I hope you pick up a copy of the Summer 2015 issue of Interweave Knits and knit yourself a Chrysler Cardigan. And I hope you see all the care and love I poured into writing the pattern to make it an absolute delight to knit and wear.

For more information about the design, visit the pattern page here. And I'd love to hear what you think about it in the comments section below.

Dec 16, 2017

Can an ordinary knitting project possibly be considered conceptual art? Well, maybe—meet the Hilla Hat from Homage: Knit Darling Book 2.

Time for some art history, yay! All the patterns from my new book, Homage, honor a different pioneering female artist from history. This design honors Hilla Becher (1934-2015), conceptual artist and photographer. The Hilla Hat design reflects Becher's most famous works—a series of gelatin silver printed photographs depicting industrial architecture arranged into a grid. Becher's work has influenced generations of photographers, and has impacted Minimalism and Conceptual Art since the 1970's.

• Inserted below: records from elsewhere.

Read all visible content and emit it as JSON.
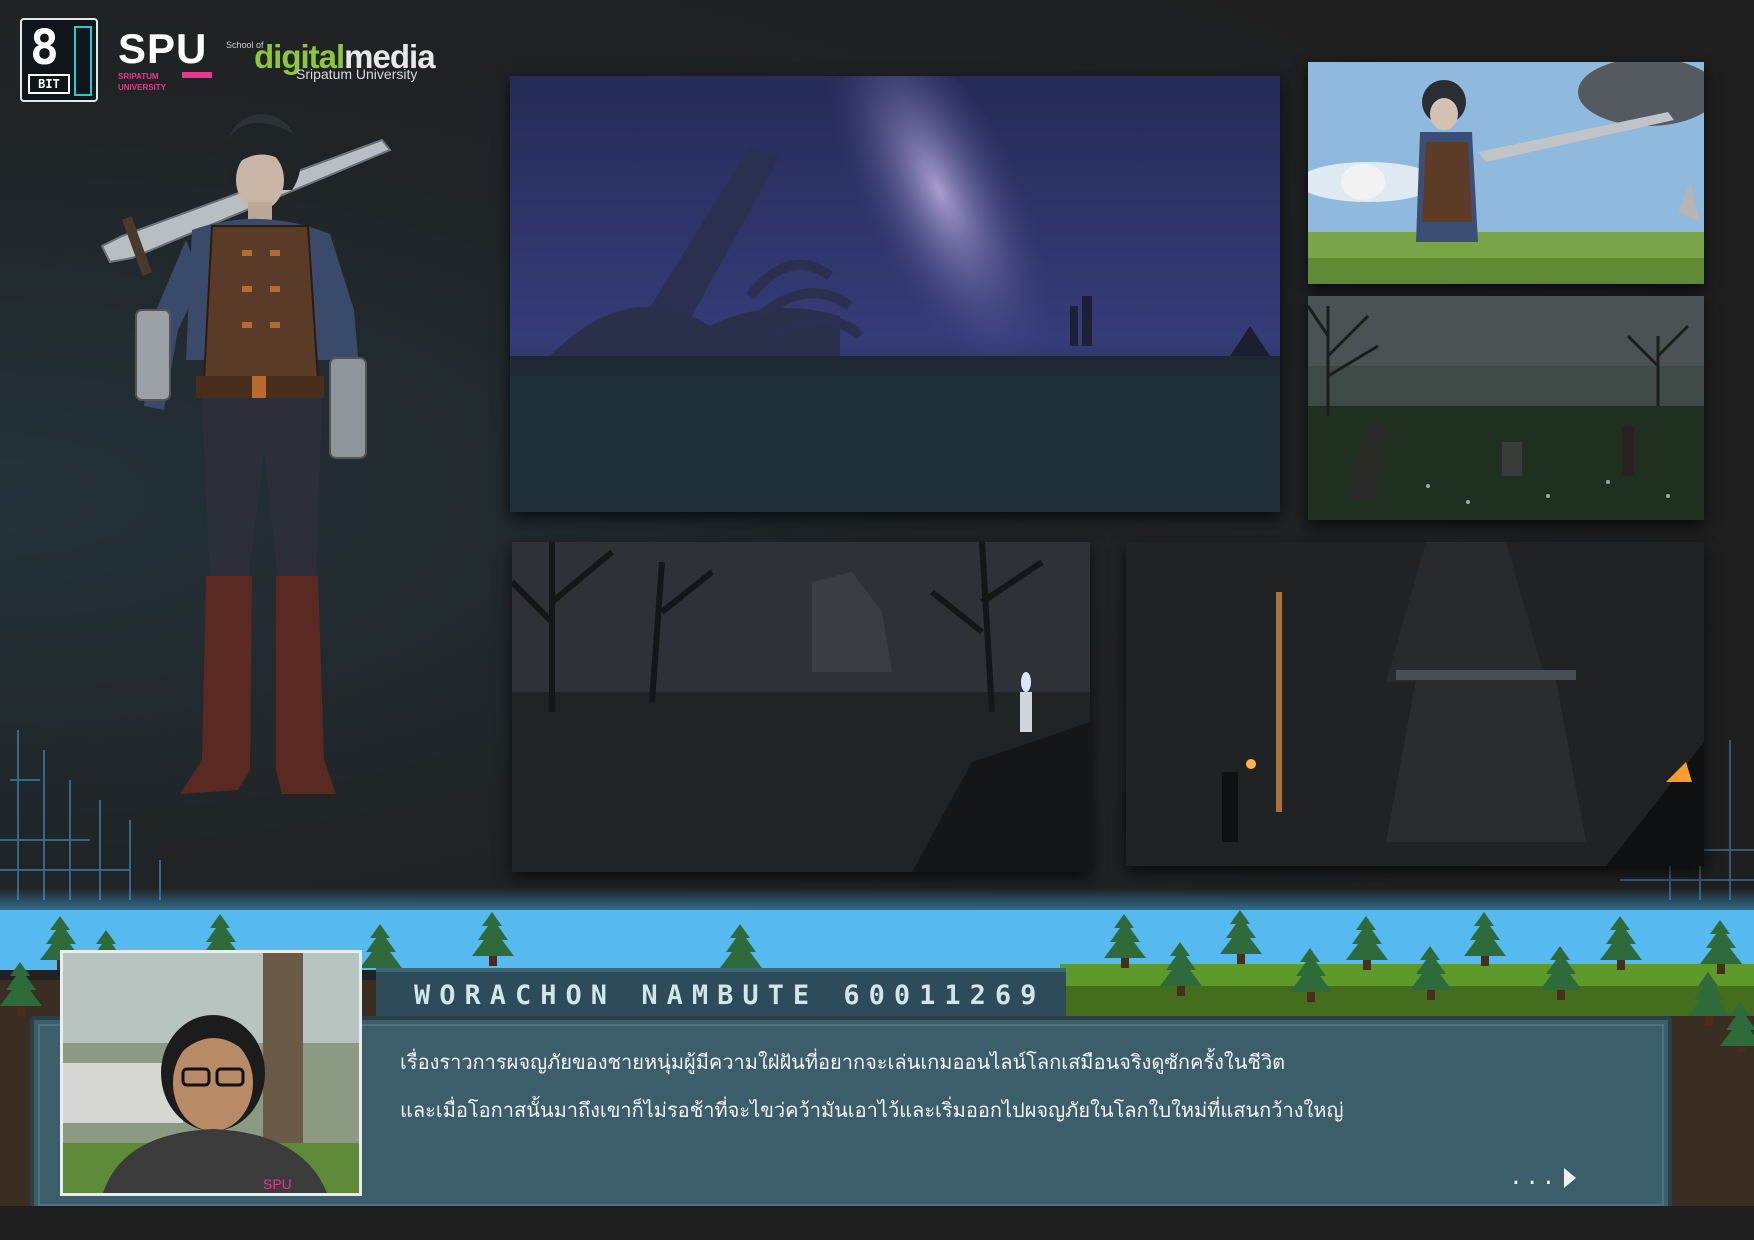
{
  "logos": {
    "eight_bit": {
      "numeral": "8",
      "label": "BIT"
    },
    "spu": {
      "title": "SPU",
      "subtitle_line1": "SRIPATUM",
      "subtitle_line2": "UNIVERSITY"
    },
    "digital_media": {
      "prefix": "School of",
      "word_green": "digital",
      "word_white": "media",
      "university": "Sripatum University"
    }
  },
  "artworks": [
    {
      "name": "night-sky-giant-skeleton",
      "caption": ""
    },
    {
      "name": "daytime-sword-hero",
      "caption": ""
    },
    {
      "name": "foggy-graveyard-field",
      "caption": ""
    },
    {
      "name": "flooded-ruins-forest",
      "caption": ""
    },
    {
      "name": "dark-temple-altar",
      "caption": ""
    }
  ],
  "dialog": {
    "name_words": [
      "WORACHON",
      "NAMBUTE",
      "60011269"
    ],
    "line1": "เรื่องราวการผจญภัยของชายหนุ่มผู้มีความใฝ่ฝันที่อยากจะเล่นเกมออนไลน์โลกเสมือนจริงดูซักครั้งในชีวิต",
    "line2": "และเมื่อโอกาสนั้นมาถึงเขาก็ไม่รอช้าที่จะไขว่คว้ามันเอาไว้และเริ่มออกไปผจญภัยในโลกใบใหม่ที่แสนกว้างใหญ่",
    "continue": "...",
    "photo_badge": "SPU"
  },
  "colors": {
    "sky": "#56baf0",
    "dialog_bg": "#3b5e6a",
    "grass": "#5e9a2a",
    "tree": "#2f6b3a",
    "brand_pink": "#e6398d",
    "brand_green": "#8dc63f"
  }
}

Almost like collage, Becher arranged her photographs depicting similar objects to create motifs of repeating structures. The arrangements make her otherwise straightforward photos quite visually interesting. However, as a conceptual artist, Becher's work is rife with meaning and should not be considered merely decorative. Becher's presentation of her work pits objectivity against subjectivity, depicting a pattern of sequential experiences that is connected in a network.

Though her message was more about the human experience and the evolving/decaying characteristics of nature, I rather liked this idea as it relates to a knitting pattern, repeated endlessly with slight variations, and also more specifically as it relates to the process of creating knitted fabric that is composed of a single strand of yarn. Also, in the broader context of my book, which is all about gratitude for my predecessors and my followers, I love the idea that I am forever connected to the knitters who make my designs through our shared experience of creating the same object.

On a less conceptual level, this adorable hat is my new favorite accessory! I've already knitted it 3 times, and I might go for a fourth soon. The hat features an easy geometric Fair Isle motif and a wide brim that can be folded up for extra warmth, or left down for a slouchy look. The pattern is part of my book, Homage, but I'm also offering it as an individual pdf.

If you want to learn more about Hilla Becher, check out the links below:

Did all this talk of conceptual art inspire your inner critic? I'd love to hear what you think in the comments below.